'A fascinating history, mystery and portrait of a complex contradictory man.'
'Meticulously researched and thoroughly engrossing.'
Fiona Rule, author of The Worst Street in London
'A masterful reconstruction of a forgotten story.'
Sian Rees, author of The Floating Brothel and The Ship Thieves
'Reading this account of a real-life crime in 1845 is an experience close to time travel. Through impressive research and unshowy prose, Baxter whisks us back to the start of the modern age... Totally irresistible.'
'The popularity of real-life Victorian murder cases continues unabated, [and] this has the added interest of new technology in the shape of the electric telegraph system playing an actual part in the apprehending of a suspect.'
The Herald (Scotland)
'Gripping... With a novelist's flair for drama, using de-tails that were painstakingly extracted from the historical record, Baxter recreates the life of suspect John Tawell. Baxter does a stellar job of integrating details about the nascent forensic science of the time, questions about the role of expert witnesses in jury trials, and the insatiable public hunger for salacious details about the case.'
'Meticulously researched and entertainingly told, this is a vivid picture of an electrifying age!'
Good Book Guide
Publication date: 01/05/2014
Publisher: Oneworld Publications
|Publication date:||1st May 2014|
|Genres:||Biography / Autobiography, History, The Real World,|

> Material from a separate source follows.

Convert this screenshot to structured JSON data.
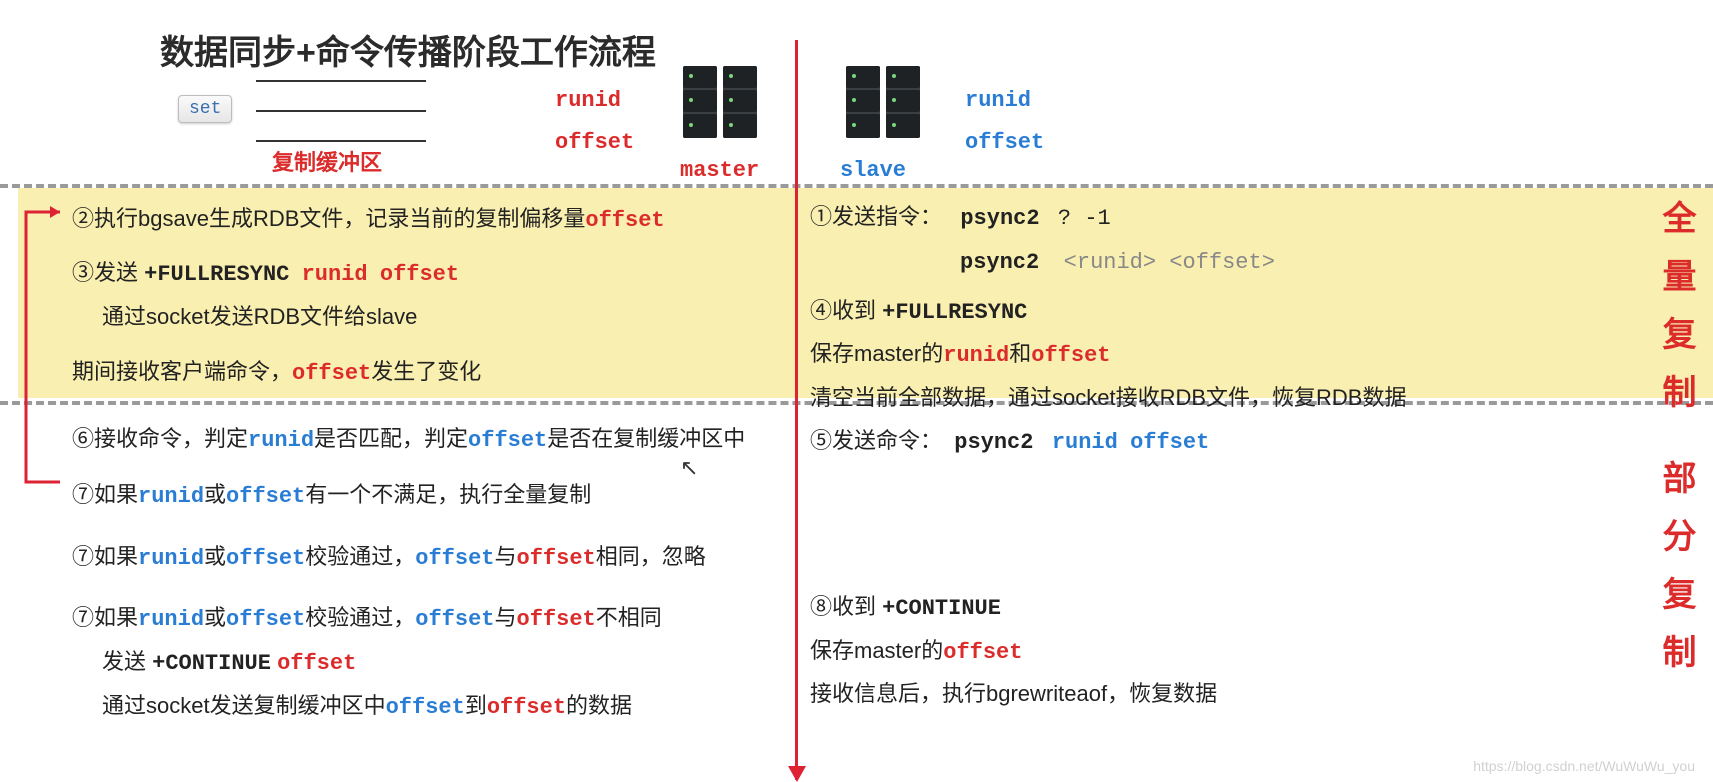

Carol Baxter is the prize-winning author of three popular histories with a criminal bent - An Irresistible Temptation, Breaking the Bank and Captain Thunderbolt and His Lady - all of which have been published to critical acclaim in her native Australia. Previously, she was general Editor of the Biographical Database of Australia and, before that, Project Officer of the Australian Biographical and genealogical Record, in which roles she edited many records relating to convicts transported to Australia to serve out their sentences. These helped her to discover the subjects for her tales of true crime. She is a Fellow of ...More About Carol Baxter